* _Description of the task_: Give an exact copy of the data that follows, but none of its pictures.

(Excerpts from an interface dataset)
******************************

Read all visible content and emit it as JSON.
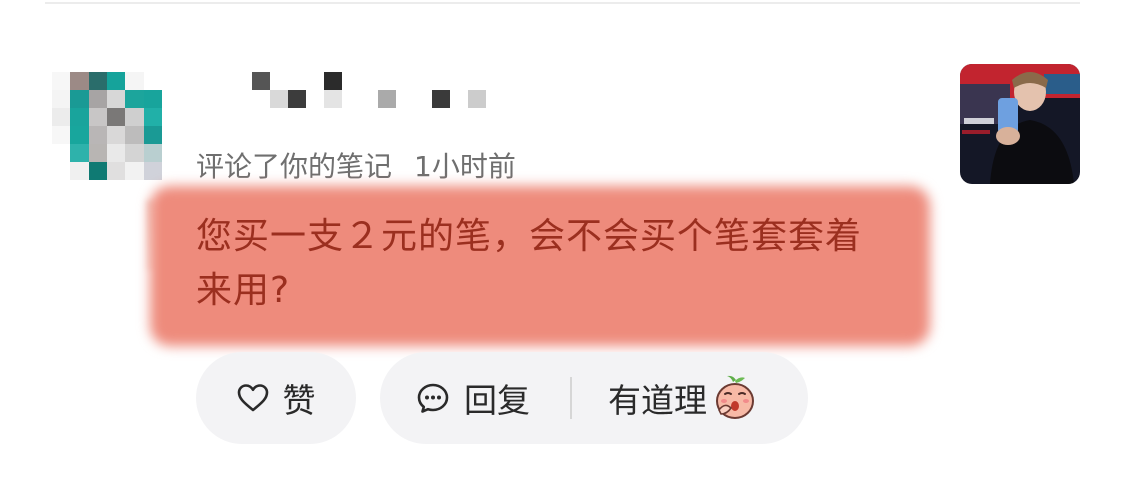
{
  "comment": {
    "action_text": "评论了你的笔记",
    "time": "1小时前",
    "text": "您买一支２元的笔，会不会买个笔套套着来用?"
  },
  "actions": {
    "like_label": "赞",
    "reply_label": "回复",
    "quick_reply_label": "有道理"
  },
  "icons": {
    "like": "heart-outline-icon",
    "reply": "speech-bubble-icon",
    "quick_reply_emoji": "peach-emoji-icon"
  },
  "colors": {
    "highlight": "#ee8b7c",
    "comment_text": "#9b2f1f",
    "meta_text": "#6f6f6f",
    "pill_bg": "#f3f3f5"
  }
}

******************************

* _Answer below_:
Read all visible content and emit it as JSON.
{
  "comment": {
    "action_text": "评论了你的笔记",
    "time": "1小时前",
    "text": "您买一支２元的笔，会不会买个笔套套着来用?"
  },
  "actions": {
    "like_label": "赞",
    "reply_label": "回复",
    "quick_reply_label": "有道理"
  },
  "icons": {
    "like": "heart-outline-icon",
    "reply": "speech-bubble-icon",
    "quick_reply_emoji": "peach-emoji-icon"
  },
  "colors": {
    "highlight": "#ee8b7c",
    "comment_text": "#9b2f1f",
    "meta_text": "#6f6f6f",
    "pill_bg": "#f3f3f5"
  }
}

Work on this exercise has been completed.